Search the data for "input". Return each matching line.
+ + + + + + +
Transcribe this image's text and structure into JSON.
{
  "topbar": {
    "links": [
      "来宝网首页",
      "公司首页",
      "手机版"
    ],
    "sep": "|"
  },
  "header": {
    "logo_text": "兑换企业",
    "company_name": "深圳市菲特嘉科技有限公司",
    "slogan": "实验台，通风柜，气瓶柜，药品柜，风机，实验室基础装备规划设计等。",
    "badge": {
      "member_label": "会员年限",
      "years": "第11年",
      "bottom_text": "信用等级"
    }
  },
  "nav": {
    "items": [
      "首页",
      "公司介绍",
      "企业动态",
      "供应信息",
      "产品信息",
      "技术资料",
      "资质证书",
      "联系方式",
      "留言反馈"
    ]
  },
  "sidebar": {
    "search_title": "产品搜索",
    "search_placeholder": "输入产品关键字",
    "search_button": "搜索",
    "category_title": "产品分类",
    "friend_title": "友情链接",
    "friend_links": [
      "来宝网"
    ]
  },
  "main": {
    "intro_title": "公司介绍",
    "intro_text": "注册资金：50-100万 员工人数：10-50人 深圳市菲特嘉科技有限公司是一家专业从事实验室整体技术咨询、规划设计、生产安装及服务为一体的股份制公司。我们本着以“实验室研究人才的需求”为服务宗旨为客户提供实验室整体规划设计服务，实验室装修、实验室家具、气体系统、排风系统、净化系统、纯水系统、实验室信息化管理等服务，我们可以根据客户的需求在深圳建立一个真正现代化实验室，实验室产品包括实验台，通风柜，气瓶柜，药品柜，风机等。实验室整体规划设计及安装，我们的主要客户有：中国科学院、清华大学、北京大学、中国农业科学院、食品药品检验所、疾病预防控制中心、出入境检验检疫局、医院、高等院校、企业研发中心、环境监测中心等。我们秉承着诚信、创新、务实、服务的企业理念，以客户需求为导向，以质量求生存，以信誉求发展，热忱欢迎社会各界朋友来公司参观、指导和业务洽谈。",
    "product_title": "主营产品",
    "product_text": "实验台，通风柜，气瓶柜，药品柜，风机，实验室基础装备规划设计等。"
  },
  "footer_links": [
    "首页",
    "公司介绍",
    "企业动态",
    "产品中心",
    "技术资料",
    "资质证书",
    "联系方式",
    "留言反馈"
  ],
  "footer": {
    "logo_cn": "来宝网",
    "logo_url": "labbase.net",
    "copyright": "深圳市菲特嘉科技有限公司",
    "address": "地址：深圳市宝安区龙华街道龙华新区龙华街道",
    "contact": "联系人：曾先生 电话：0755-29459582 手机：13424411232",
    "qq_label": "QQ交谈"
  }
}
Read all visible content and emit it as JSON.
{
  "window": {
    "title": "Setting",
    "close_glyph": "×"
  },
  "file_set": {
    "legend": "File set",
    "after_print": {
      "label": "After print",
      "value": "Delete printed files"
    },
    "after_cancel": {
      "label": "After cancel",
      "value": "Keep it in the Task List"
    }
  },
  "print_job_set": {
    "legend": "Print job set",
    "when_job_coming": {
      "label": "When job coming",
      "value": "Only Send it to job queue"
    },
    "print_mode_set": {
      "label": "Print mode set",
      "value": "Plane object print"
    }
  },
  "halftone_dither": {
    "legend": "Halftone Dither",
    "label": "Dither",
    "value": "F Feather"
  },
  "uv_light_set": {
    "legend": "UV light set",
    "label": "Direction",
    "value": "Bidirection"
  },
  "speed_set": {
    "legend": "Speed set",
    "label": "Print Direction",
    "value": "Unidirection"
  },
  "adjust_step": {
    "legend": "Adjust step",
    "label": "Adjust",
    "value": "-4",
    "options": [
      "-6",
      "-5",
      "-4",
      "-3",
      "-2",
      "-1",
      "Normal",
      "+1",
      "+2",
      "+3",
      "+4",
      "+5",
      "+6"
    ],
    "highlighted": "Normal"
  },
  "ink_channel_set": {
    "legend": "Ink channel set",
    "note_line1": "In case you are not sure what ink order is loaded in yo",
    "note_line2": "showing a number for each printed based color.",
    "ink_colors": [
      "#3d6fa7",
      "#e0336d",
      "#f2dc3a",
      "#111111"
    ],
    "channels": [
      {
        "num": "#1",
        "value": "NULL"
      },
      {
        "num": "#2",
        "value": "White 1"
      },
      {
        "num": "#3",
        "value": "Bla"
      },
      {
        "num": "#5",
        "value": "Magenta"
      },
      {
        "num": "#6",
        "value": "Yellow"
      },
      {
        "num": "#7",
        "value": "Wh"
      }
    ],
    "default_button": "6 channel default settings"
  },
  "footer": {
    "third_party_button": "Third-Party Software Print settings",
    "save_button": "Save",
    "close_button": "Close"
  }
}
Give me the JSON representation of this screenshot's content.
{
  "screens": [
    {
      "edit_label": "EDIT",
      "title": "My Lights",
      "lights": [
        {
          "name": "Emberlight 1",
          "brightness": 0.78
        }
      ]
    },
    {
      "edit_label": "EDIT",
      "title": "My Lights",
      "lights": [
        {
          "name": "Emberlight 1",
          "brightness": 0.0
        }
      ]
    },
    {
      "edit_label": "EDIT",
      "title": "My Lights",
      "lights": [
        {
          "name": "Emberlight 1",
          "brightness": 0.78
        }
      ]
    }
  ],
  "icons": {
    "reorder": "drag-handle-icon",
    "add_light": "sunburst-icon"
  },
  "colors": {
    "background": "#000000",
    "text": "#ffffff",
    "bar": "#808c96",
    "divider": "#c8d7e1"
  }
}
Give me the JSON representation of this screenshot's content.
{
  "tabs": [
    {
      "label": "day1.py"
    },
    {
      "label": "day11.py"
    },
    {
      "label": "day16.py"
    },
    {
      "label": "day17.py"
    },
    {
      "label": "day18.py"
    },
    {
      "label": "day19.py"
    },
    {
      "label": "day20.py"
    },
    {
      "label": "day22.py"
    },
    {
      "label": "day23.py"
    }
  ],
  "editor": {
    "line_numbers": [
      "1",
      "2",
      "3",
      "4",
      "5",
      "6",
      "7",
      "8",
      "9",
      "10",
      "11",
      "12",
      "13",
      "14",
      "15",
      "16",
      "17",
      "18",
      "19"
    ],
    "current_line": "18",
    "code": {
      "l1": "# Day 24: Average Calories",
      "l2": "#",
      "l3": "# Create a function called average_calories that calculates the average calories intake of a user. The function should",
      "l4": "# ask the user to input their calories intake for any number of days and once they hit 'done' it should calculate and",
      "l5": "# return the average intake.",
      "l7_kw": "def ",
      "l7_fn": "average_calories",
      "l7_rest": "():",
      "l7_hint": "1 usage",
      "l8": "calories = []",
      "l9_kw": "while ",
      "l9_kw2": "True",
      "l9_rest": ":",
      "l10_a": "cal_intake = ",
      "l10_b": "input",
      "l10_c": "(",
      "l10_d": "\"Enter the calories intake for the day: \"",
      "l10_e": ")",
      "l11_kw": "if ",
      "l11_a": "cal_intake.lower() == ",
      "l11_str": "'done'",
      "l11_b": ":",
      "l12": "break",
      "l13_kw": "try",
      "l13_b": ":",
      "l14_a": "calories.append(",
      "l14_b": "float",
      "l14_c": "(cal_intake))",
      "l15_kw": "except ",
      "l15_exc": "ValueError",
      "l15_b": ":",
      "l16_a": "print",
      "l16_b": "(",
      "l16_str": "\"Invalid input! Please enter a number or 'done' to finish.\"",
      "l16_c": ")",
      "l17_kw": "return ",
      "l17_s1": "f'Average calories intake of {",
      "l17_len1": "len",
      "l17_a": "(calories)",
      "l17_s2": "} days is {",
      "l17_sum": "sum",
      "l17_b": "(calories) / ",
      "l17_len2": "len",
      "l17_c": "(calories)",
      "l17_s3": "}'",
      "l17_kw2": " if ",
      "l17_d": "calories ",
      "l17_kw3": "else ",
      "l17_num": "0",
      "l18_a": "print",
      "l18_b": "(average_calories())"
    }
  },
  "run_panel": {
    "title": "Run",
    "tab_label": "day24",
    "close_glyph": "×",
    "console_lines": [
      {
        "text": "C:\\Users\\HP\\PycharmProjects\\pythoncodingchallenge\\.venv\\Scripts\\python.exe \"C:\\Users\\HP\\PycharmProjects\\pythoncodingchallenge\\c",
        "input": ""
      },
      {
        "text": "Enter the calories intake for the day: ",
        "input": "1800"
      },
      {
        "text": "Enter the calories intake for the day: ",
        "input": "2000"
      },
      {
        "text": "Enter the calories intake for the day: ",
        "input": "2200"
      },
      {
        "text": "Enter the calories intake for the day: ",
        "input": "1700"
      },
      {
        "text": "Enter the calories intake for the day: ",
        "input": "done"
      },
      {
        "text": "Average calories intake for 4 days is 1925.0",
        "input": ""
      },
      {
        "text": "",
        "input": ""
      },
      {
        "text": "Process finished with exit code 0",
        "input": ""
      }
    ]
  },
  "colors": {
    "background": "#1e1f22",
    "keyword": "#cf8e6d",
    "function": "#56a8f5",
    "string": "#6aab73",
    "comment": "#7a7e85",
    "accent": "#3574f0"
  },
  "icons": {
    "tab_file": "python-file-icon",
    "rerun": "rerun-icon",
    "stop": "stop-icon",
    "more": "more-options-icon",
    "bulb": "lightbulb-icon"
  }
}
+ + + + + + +
YOUR RESPONSE:
      "l4": "# ask the user to input their calories intake for any number of days and once they hit 'done' it should calculate and",
      "l10_b": "input",
      "l16_str": "\"Invalid input! Please enter a number or 'done' to finish.\"",
        "input": ""
        "input": "1800"
        "input": "2000"
        "input": "2200"
        "input": "1700"
        "input": "done"
        "input": ""
        "input": ""
        "input": ""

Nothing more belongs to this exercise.